### Task goal
In the lines below, look for "number". Copy each line where it appears.

Task data START

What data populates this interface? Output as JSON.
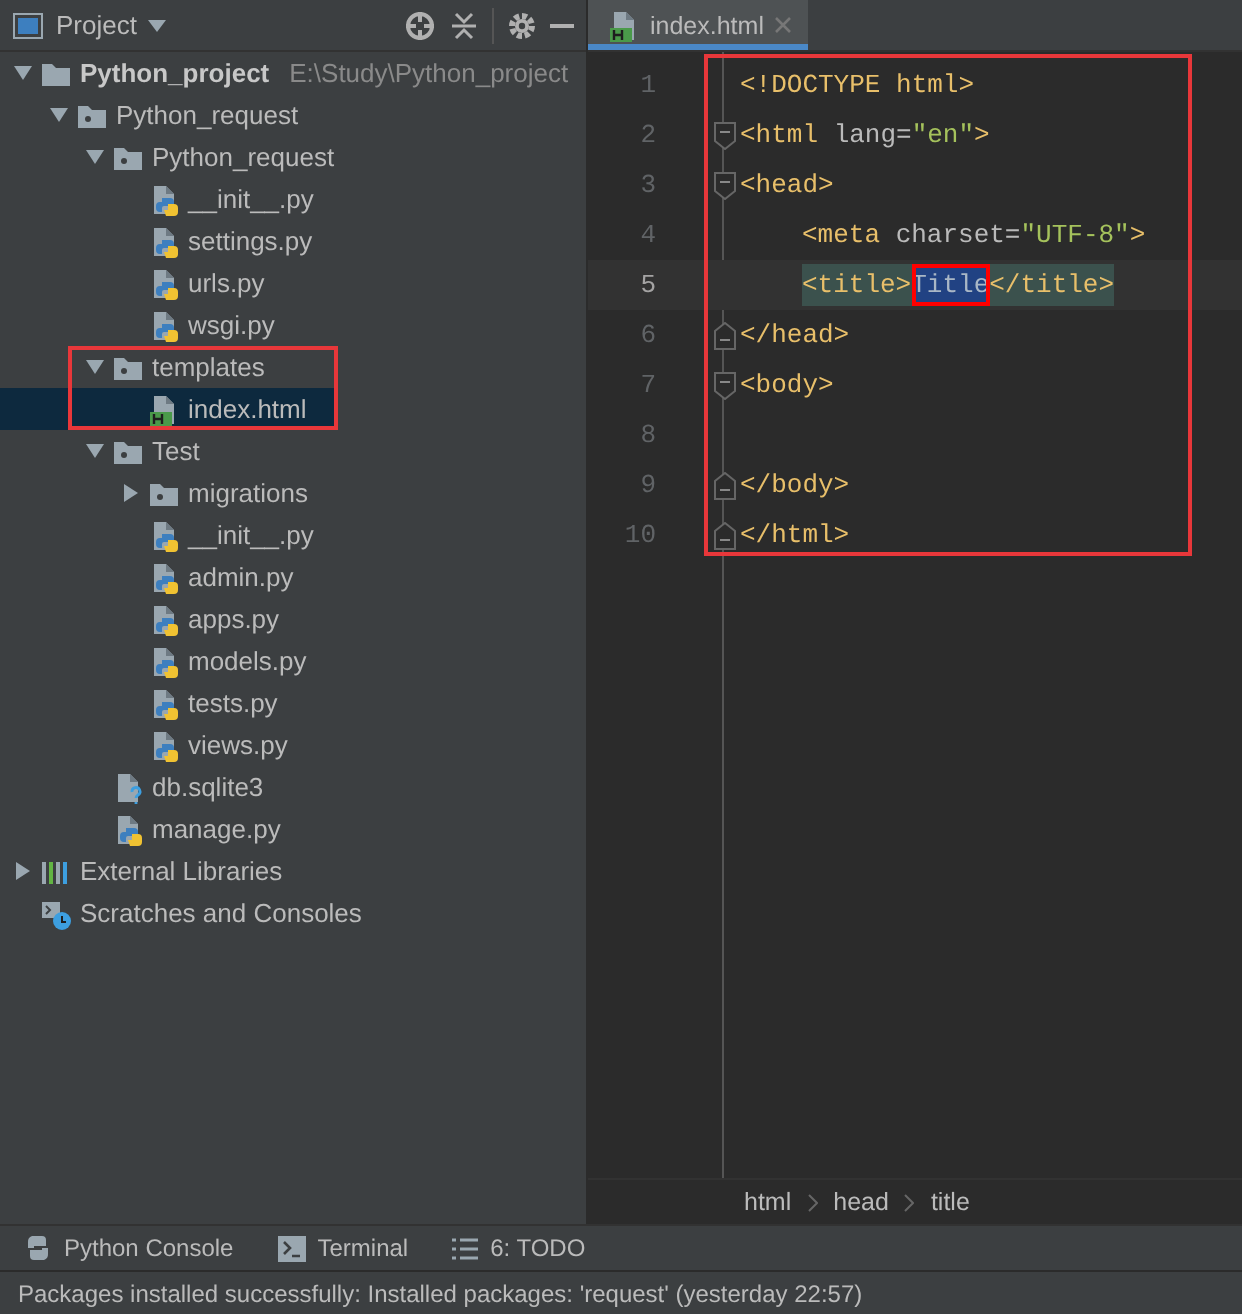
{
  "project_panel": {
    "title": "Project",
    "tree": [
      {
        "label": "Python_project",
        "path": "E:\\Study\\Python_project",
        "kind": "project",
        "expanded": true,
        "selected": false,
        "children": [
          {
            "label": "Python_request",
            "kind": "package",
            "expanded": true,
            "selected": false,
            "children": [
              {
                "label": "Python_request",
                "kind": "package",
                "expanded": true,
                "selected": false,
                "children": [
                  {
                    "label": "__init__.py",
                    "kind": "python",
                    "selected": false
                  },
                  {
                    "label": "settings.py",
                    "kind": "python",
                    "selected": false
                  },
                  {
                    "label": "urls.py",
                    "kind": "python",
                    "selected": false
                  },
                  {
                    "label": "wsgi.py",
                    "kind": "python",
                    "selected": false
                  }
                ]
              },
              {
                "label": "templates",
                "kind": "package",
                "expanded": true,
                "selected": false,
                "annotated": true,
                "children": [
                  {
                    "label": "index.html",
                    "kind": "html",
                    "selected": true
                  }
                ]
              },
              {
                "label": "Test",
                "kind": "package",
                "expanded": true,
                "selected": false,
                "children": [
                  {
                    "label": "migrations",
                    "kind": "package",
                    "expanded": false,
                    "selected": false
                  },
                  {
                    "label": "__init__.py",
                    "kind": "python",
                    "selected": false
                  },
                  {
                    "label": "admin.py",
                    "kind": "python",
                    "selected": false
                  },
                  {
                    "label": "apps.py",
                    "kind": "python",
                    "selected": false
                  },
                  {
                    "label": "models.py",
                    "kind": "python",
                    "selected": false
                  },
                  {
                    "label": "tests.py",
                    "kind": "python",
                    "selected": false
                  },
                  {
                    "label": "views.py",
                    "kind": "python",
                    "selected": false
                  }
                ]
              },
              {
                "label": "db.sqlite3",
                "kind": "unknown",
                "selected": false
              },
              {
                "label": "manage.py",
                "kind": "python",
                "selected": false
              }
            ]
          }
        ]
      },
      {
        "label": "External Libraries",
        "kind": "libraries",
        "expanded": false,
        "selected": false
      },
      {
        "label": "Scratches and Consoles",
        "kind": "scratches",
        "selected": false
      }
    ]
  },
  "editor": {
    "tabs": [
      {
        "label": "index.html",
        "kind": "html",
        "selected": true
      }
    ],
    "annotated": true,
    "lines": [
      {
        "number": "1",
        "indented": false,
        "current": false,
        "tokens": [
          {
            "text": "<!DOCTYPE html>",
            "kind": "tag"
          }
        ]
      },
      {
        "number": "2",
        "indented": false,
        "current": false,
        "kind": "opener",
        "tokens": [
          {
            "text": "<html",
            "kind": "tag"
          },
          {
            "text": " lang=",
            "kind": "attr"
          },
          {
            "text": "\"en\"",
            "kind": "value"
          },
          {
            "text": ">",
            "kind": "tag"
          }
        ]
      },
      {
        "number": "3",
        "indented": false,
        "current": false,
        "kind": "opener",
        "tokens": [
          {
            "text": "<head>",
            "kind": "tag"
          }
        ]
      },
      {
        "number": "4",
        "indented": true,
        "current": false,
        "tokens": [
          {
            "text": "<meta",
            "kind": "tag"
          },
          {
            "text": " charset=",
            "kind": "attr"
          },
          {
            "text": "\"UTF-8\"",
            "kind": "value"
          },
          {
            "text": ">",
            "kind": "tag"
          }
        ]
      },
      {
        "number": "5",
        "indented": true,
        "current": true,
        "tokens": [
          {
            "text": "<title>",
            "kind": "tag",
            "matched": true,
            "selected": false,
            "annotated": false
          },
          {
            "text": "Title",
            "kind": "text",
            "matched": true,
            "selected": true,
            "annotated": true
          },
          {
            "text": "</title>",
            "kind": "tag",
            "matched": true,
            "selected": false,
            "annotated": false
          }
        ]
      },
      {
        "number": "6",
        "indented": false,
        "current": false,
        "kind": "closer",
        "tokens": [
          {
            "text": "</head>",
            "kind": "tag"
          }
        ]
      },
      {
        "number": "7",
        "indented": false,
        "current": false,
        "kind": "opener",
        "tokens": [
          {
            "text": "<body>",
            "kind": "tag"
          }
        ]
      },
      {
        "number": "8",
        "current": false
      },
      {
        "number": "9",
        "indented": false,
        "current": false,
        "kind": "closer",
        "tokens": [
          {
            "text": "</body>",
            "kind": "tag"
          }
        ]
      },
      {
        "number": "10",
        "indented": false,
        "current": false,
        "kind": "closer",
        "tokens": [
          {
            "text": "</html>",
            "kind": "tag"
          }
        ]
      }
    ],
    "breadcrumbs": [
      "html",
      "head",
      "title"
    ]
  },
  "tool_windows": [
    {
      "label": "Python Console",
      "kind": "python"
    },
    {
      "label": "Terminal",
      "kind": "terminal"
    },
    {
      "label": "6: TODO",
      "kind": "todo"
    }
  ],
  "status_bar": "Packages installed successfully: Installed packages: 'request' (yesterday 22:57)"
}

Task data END

### Task output
        "number": "1",
        "number": "2",
        "number": "3",
        "number": "4",
        "number": "5",
        "number": "6",
        "number": "7",
        "number": "8",
        "number": "9",
        "number": "10",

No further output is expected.